┌──
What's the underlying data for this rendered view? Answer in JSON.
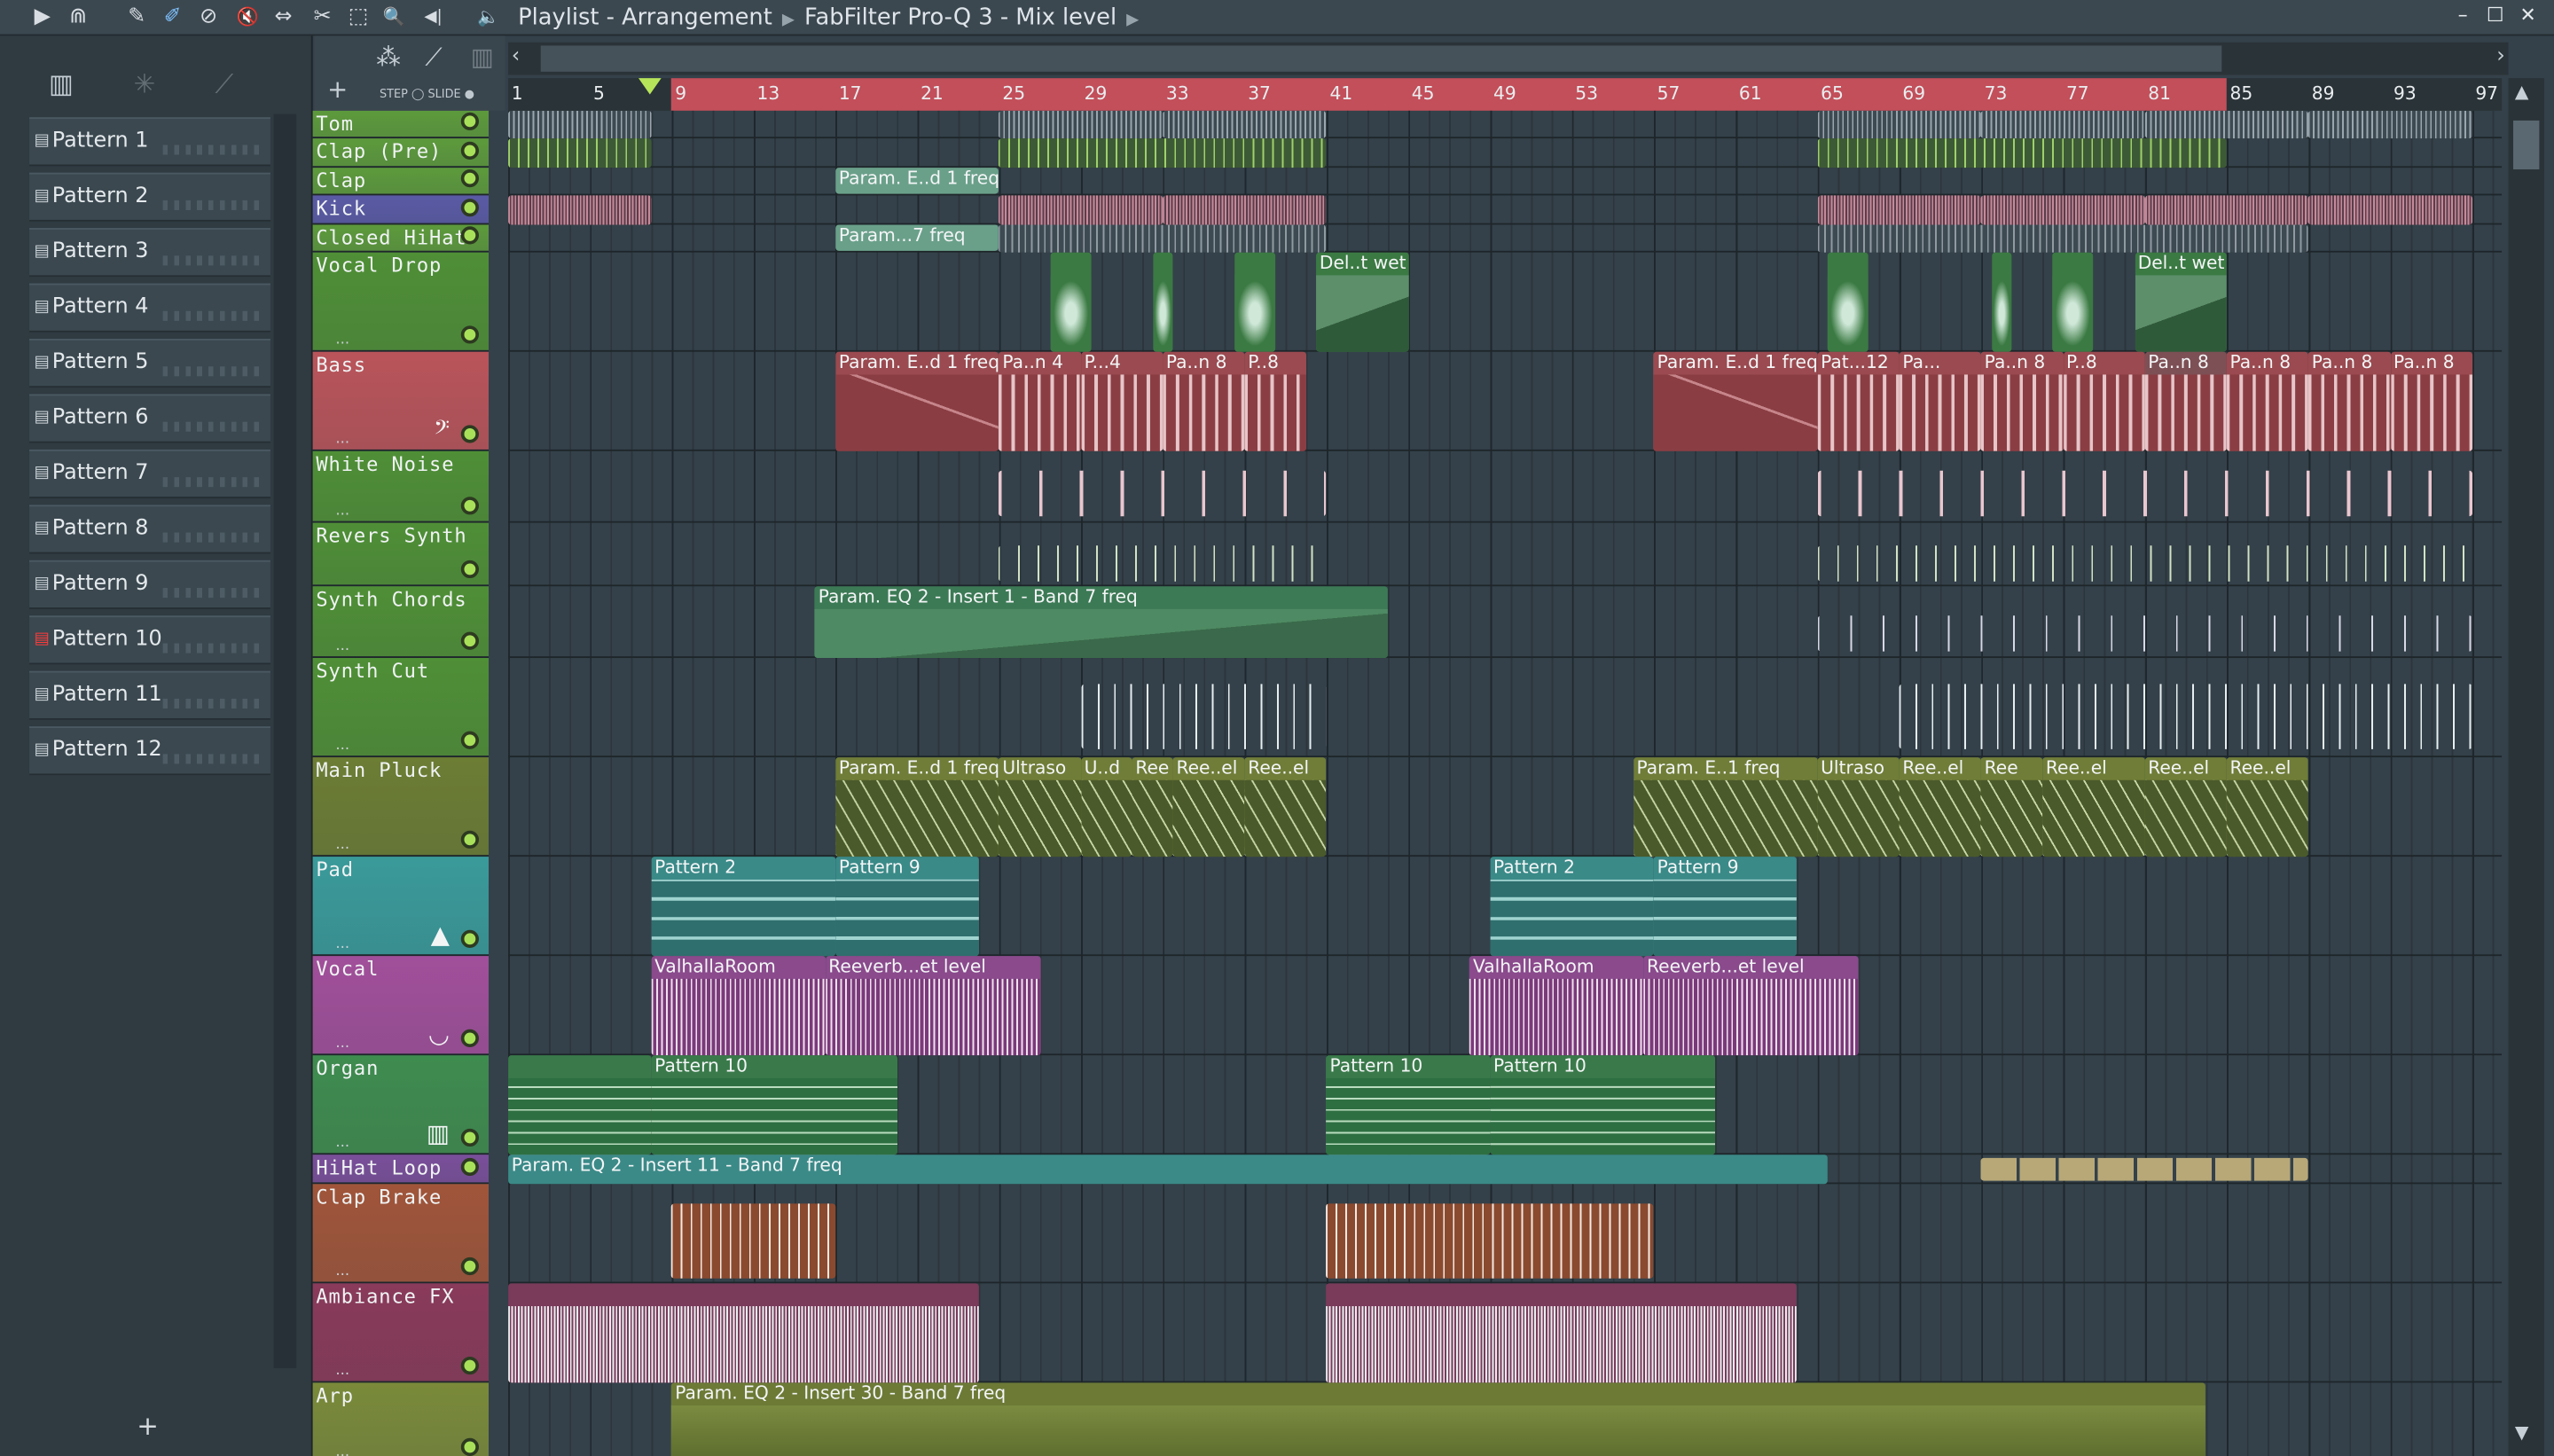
{
  "window": {
    "breadcrumb": [
      "Playlist - Arrangement",
      "FabFilter Pro-Q 3 - Mix level"
    ],
    "controls": [
      "–",
      "☐",
      "✕"
    ]
  },
  "toolbar": {
    "icons": [
      "play-icon",
      "magnet-icon",
      "pencil-icon",
      "paint-icon",
      "delete-icon",
      "mute-icon",
      "slip-icon",
      "slice-icon",
      "select-icon",
      "zoom-icon",
      "playback-icon",
      "speaker-icon"
    ],
    "glyphs": [
      "▶",
      "⋒",
      "✎",
      "✐",
      "⊘",
      "🔇",
      "⇔",
      "✂",
      "⬚",
      "🔍",
      "◀|",
      "🔈"
    ]
  },
  "picker": {
    "patterns": [
      "Pattern 1",
      "Pattern 2",
      "Pattern 3",
      "Pattern 4",
      "Pattern 5",
      "Pattern 6",
      "Pattern 7",
      "Pattern 8",
      "Pattern 9",
      "Pattern 10",
      "Pattern 11",
      "Pattern 12"
    ],
    "selected_index": 9,
    "add_label": "+"
  },
  "snap": {
    "step_label": "STEP",
    "slide_label": "SLIDE",
    "add_label": "+"
  },
  "ruler": {
    "bar_numbers": [
      "1",
      "5",
      "9",
      "13",
      "17",
      "21",
      "25",
      "29",
      "33",
      "37",
      "41",
      "45",
      "49",
      "53",
      "57",
      "61",
      "65",
      "69",
      "73",
      "77",
      "81",
      "85",
      "89",
      "93",
      "97"
    ],
    "loop_start_bar": 9,
    "loop_end_bar": 85
  },
  "tracks": [
    {
      "name": "Tom",
      "color": "#5d9a3c"
    },
    {
      "name": "Clap (Pre)",
      "color": "#5d9a3c"
    },
    {
      "name": "Clap",
      "color": "#5d9a3c"
    },
    {
      "name": "Kick",
      "color": "#5a5aa5"
    },
    {
      "name": "Closed HiHat",
      "color": "#5d9a3c"
    },
    {
      "name": "Vocal Drop",
      "color": "#4f8f36"
    },
    {
      "name": "Bass",
      "color": "#b9545a"
    },
    {
      "name": "White Noise",
      "color": "#4f8f36"
    },
    {
      "name": "Revers Synth",
      "color": "#4f8f36"
    },
    {
      "name": "Synth Chords",
      "color": "#4f8f36"
    },
    {
      "name": "Synth Cut",
      "color": "#4f8f36"
    },
    {
      "name": "Main Pluck",
      "color": "#6c7d34"
    },
    {
      "name": "Pad",
      "color": "#3a9a9a"
    },
    {
      "name": "Vocal",
      "color": "#a14f9a"
    },
    {
      "name": "Organ",
      "color": "#3f8c4f"
    },
    {
      "name": "HiHat Loop",
      "color": "#7a4f9a"
    },
    {
      "name": "Clap Brake",
      "color": "#a0553a"
    },
    {
      "name": "Ambiance FX",
      "color": "#8a3a5a"
    },
    {
      "name": "Arp",
      "color": "#7a8a3a"
    }
  ],
  "clips": {
    "clap_param": "Param. E..d 1 freq",
    "hihat_param": "Param...7 freq",
    "vocal_drop_delay": "Del..t wet",
    "bass_param": "Param. E..d 1 freq",
    "bass_pa4": "Pa..n 4",
    "bass_p4": "P...4",
    "bass_pa8": "Pa..n 8",
    "bass_p8": "P..8",
    "bass_pat12": "Pat...12",
    "bass_pa": "Pa...",
    "synth_chords_param": "Param. EQ 2 - Insert 1 - Band 7 freq",
    "pluck_param1": "Param. E..d 1 freq",
    "pluck_ultraso": "Ultraso",
    "pluck_ud": "U..d",
    "pluck_el": "el",
    "pluck_ree": "Ree",
    "pluck_reeel": "Ree..el",
    "pluck_param2": "Param. E..1 freq",
    "pad_p2": "Pattern 2",
    "pad_p9": "Pattern 9",
    "vocal_valhalla": "ValhallaRoom",
    "vocal_reverb": "Reeverb...et level",
    "organ_p10": "Pattern 10",
    "hihat_loop_param": "Param. EQ 2 - Insert 11 - Band 7 freq",
    "arp_param": "Param. EQ 2 - Insert 30 - Band 7 freq"
  }
}
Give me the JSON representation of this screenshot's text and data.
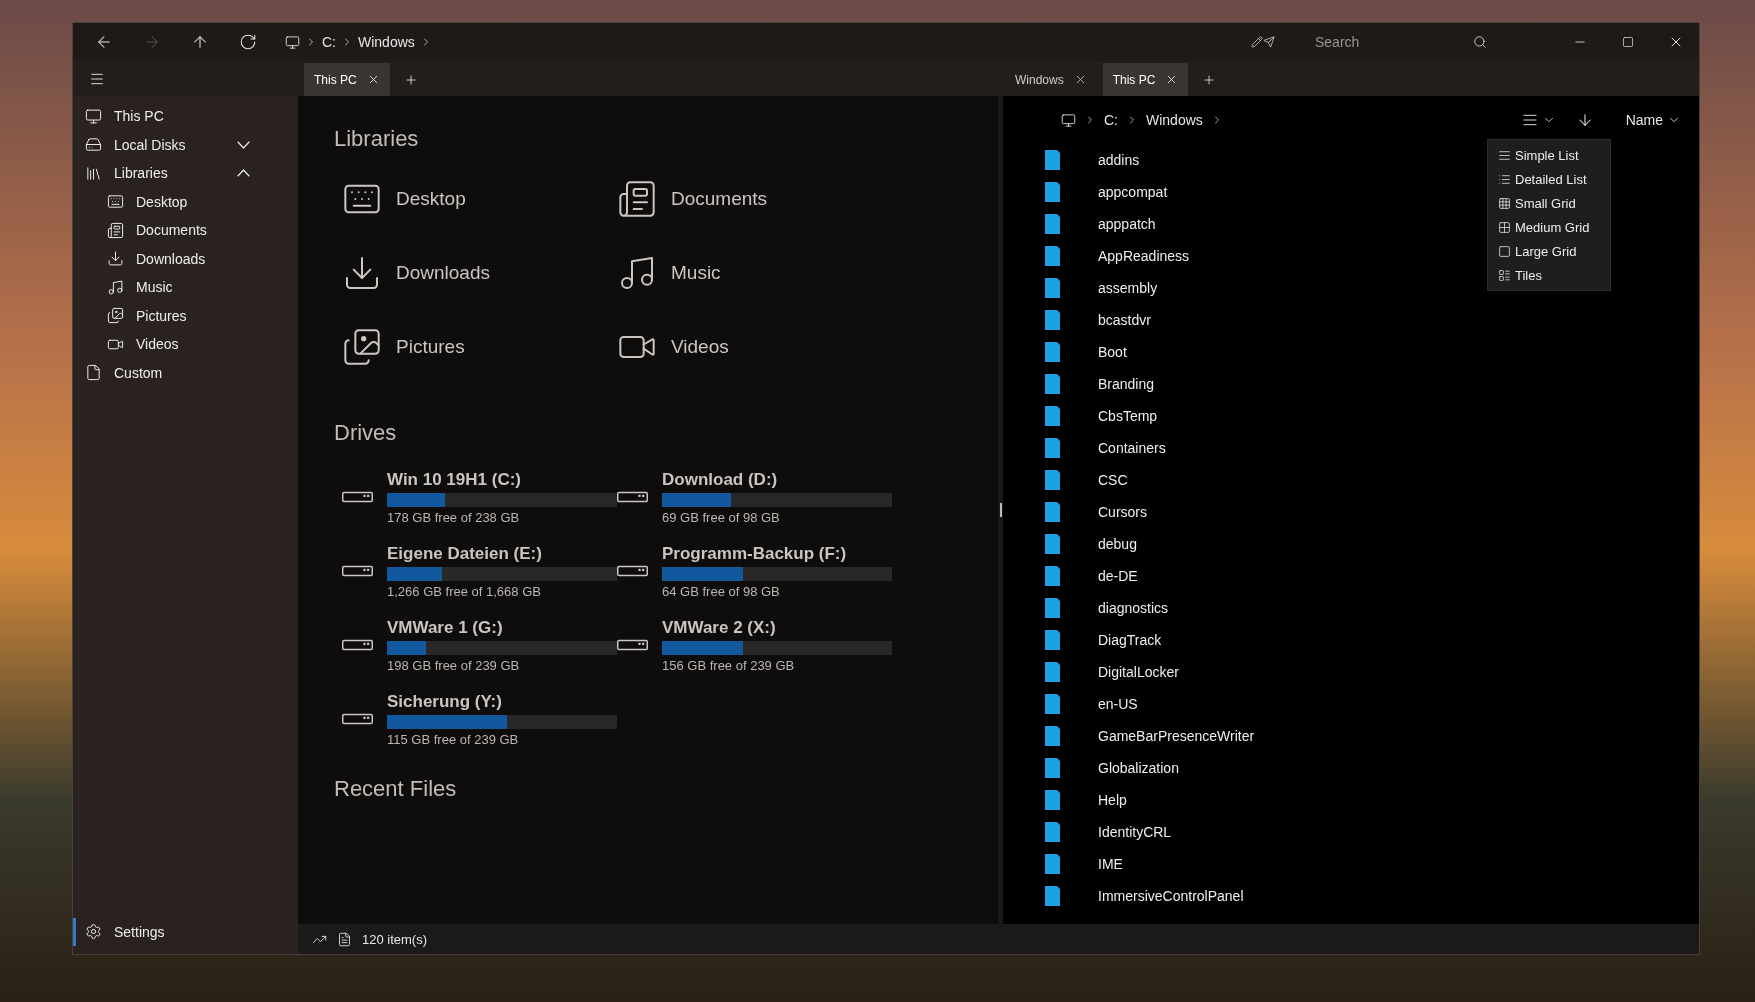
{
  "title_bar": {
    "nav": [
      {
        "kind": "back",
        "disabled": false
      },
      {
        "kind": "forward",
        "disabled": true
      },
      {
        "kind": "up",
        "disabled": false
      },
      {
        "kind": "refresh",
        "disabled": false
      }
    ],
    "breadcrumb": [
      "C:",
      "Windows"
    ],
    "search": {
      "placeholder": "Search"
    }
  },
  "left_tabs": [
    {
      "label": "This PC",
      "selected": true
    }
  ],
  "right_tabs": [
    {
      "label": "Windows",
      "selected": false
    },
    {
      "label": "This PC",
      "selected": true
    }
  ],
  "sidebar": {
    "items": [
      {
        "label": "This PC",
        "kind": "pc",
        "selected": false
      },
      {
        "label": "Local Disks",
        "kind": "disks",
        "selected": false,
        "expanded": false
      },
      {
        "label": "Libraries",
        "kind": "libraries",
        "selected": false,
        "expanded": true,
        "children": [
          {
            "label": "Desktop",
            "kind": "desktop",
            "selected": false
          },
          {
            "label": "Documents",
            "kind": "documents",
            "selected": false
          },
          {
            "label": "Downloads",
            "kind": "downloads",
            "selected": false
          },
          {
            "label": "Music",
            "kind": "music",
            "selected": false
          },
          {
            "label": "Pictures",
            "kind": "pictures",
            "selected": false
          },
          {
            "label": "Videos",
            "kind": "videos",
            "selected": false
          }
        ]
      },
      {
        "label": "Custom",
        "kind": "custom",
        "selected": false
      }
    ],
    "settings": {
      "label": "Settings",
      "selected": true
    }
  },
  "left_pane": {
    "libraries": {
      "title": "Libraries",
      "items": [
        {
          "label": "Desktop",
          "kind": "desktop"
        },
        {
          "label": "Documents",
          "kind": "documents"
        },
        {
          "label": "Downloads",
          "kind": "downloads"
        },
        {
          "label": "Music",
          "kind": "music"
        },
        {
          "label": "Pictures",
          "kind": "pictures"
        },
        {
          "label": "Videos",
          "kind": "videos"
        }
      ]
    },
    "drives": {
      "title": "Drives",
      "items": [
        {
          "name": "Win 10 19H1 (C:)",
          "level": 0.25,
          "reading": "178 GB free of 238 GB"
        },
        {
          "name": "Download (D:)",
          "level": 0.3,
          "reading": "69 GB free of 98 GB"
        },
        {
          "name": "Eigene Dateien (E:)",
          "level": 0.24,
          "reading": "1,266 GB free of 1,668 GB"
        },
        {
          "name": "Programm-Backup (F:)",
          "level": 0.35,
          "reading": "64 GB free of 98 GB"
        },
        {
          "name": "VMWare 1 (G:)",
          "level": 0.17,
          "reading": "198 GB free of 239 GB"
        },
        {
          "name": "VMWare 2 (X:)",
          "level": 0.35,
          "reading": "156 GB free of 239 GB"
        },
        {
          "name": "Sicherung (Y:)",
          "level": 0.52,
          "reading": "115 GB free of 239 GB"
        }
      ]
    },
    "recent": {
      "title": "Recent Files"
    }
  },
  "right_pane": {
    "breadcrumb": [
      "C:",
      "Windows"
    ],
    "sort": {
      "label": "Name"
    },
    "view_menu": {
      "open": true,
      "items": [
        {
          "label": "Simple List",
          "kind": "simple"
        },
        {
          "label": "Detailed List",
          "kind": "detailed"
        },
        {
          "label": "Small Grid",
          "kind": "smallgrid"
        },
        {
          "label": "Medium Grid",
          "kind": "mediumgrid"
        },
        {
          "label": "Large Grid",
          "kind": "largegrid"
        },
        {
          "label": "Tiles",
          "kind": "tiles"
        }
      ]
    },
    "folders": [
      "addins",
      "appcompat",
      "apppatch",
      "AppReadiness",
      "assembly",
      "bcastdvr",
      "Boot",
      "Branding",
      "CbsTemp",
      "Containers",
      "CSC",
      "Cursors",
      "debug",
      "de-DE",
      "diagnostics",
      "DiagTrack",
      "DigitalLocker",
      "en-US",
      "GameBarPresenceWriter",
      "Globalization",
      "Help",
      "IdentityCRL",
      "IME",
      "ImmersiveControlPanel"
    ]
  },
  "status_bar": {
    "count": "120 item(s)"
  }
}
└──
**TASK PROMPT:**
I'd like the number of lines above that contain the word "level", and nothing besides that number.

**WORKED SOLUTION:**
9